Born in Abilene, Texas in 1945, Jan Reid grew up in the oil town of Wichita Falls. After graduating from Midwestern University, he took a master’s degree in American studies at the University of Texas in Austin. While working as a reporter for the New Braunfels Herald-Zeitung, he became one of the lead contributors of the newborn Texas Monthly. His third feature for that magazine spawned his first book, The Improbable Rise of Redneck Rock, a pop culture classic about the explosion of country-folk-rock music in Austin, first published in 1974 and still in print.

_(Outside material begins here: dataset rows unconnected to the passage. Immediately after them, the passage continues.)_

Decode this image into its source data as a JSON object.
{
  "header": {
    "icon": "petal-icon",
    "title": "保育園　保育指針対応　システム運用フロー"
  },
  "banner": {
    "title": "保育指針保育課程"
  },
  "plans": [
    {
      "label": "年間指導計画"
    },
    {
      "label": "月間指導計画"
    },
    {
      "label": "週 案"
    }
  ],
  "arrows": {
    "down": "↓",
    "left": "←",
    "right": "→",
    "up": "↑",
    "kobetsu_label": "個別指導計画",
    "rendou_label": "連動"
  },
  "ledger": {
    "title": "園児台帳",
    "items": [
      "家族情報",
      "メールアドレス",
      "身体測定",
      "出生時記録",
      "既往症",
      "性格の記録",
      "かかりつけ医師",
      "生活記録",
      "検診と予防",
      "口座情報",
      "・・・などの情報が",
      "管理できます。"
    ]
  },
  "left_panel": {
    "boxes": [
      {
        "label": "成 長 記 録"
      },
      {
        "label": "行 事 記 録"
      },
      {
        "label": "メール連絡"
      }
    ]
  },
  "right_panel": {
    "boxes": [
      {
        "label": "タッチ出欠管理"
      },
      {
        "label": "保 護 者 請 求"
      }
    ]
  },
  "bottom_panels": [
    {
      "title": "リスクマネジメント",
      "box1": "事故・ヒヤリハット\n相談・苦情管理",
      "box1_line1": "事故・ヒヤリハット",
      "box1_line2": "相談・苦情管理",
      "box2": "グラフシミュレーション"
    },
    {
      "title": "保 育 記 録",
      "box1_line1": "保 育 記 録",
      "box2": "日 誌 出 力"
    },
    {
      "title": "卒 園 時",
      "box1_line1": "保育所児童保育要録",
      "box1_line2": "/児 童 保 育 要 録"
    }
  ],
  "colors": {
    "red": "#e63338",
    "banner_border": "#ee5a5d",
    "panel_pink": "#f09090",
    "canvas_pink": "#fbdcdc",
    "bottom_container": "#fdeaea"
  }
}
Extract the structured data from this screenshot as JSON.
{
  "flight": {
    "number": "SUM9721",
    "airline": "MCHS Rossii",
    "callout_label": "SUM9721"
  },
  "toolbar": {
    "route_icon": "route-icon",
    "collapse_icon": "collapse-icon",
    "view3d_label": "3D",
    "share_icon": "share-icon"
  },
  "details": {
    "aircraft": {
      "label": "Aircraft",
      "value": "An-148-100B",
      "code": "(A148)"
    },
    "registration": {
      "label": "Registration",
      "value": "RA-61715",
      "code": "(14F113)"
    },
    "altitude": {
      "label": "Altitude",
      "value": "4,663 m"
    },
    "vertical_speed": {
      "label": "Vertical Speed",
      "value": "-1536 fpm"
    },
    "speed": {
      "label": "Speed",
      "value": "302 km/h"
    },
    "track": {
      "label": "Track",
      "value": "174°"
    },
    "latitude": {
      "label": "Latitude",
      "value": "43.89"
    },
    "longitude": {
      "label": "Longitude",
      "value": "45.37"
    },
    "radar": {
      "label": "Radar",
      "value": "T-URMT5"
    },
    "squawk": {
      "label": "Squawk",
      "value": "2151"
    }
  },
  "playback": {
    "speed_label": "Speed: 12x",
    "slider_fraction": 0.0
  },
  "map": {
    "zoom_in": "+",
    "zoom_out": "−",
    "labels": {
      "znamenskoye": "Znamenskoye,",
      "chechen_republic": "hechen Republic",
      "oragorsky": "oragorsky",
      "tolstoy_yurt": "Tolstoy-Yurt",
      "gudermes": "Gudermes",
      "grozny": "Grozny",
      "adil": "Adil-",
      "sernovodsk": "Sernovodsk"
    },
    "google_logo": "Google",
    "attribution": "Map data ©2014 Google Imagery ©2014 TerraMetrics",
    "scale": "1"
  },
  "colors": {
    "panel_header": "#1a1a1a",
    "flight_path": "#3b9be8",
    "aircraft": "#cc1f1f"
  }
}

Then he switched gears: two Texas Monthly stories, “Busting Out of Mexico,” about a jailbreak in the border town of Piedras Negras, and “The Texan and His Gun,” which triggered an avalanche of angry mail, announced his arrival as a veteran reporter and nonfiction stylist.

Simultaneously, a coveted Dobie-Paisano fellowship allowed him to start his first novel, Deerinwater, which was published in 1985. But for a while magazine writing continued to define him. In addition to Texas Monthly, his widely varied freelance articles appeared in Esquire, GQ, Men’s Journal, Garden & Gun, the New York Times Magazine, Slate, and other magazines. His stories have won awards from the Texas Institute of Letters, PEN, and the National Endowment for the Arts. His nonfiction has been anthologized in The Best of Texas Monthly, The Slate Diaries, twice in Best American Sportswriting, and Cat’s Cradles: Writers on Research.

Reid has written seven nonfiction books and co-authored three others.  He is proudest of The Bullet Meant for Me, a 2002 memoir of falling prey to a robbery in Mexico City and his recovery from near-fatal injuries and paraplegia, and his 2012 biography of a late friend and Texas governor, Let the People In: The Life and Times of Ann Richards.

 Though he is best known for his nonfiction, Reid’s first love has always been fiction. Comanche Sundown, propelled by the last Comanche war chief, Quanah Parker, and Bose Ikard, a freed slave cowboy, won the Texas Institute’s fiction of the year for 2010, an honor that has previously gone to a wealth of talents that include Katherine Anne Porter, Larry McMurtry, Cormac McCarthy.  And in a dramatic change of themes and settings, in 2017 his third novel is Sins of the Younger Sons, a ranch-reared Texan’s love story that unfolds amid the exotic history and conflict of the Basque Country of France and Spain.

Overcoming a host of setbacks and detours, Jan refused to give up on both of those novels for over thirty years.

Jan makes his home in Austin with his wife Dorothy Browne and their collie Gus.  In 2013 the Texas Institute of Letters honored Reid with its Lonn Tinkle award for lifetime career achievement.







Jan interviews rancher Jep White in the 1970s

Jan hard at work in his office in Austin, TX.

Other books by Jan Reid can be bought from Amazon.com or through its rare book contractors:


Vain Glory, on football in Texas, 1986.



Close Calls, a collection of magazine articles, 2000.



Boy Genius: Karl Rove, with Lou Dubose and Carl Cannon, 2003.



Rio Grande, writers and photographers on the border stream, 2004.     Amazon


The Hammer: Tom DeLay, with Lou Dubose, 2004.



Layla and Assorted Long Songs, on the great rock album, 2006.



Texas Tornado: Doug Sahm, with Shawn Sahm, 2010.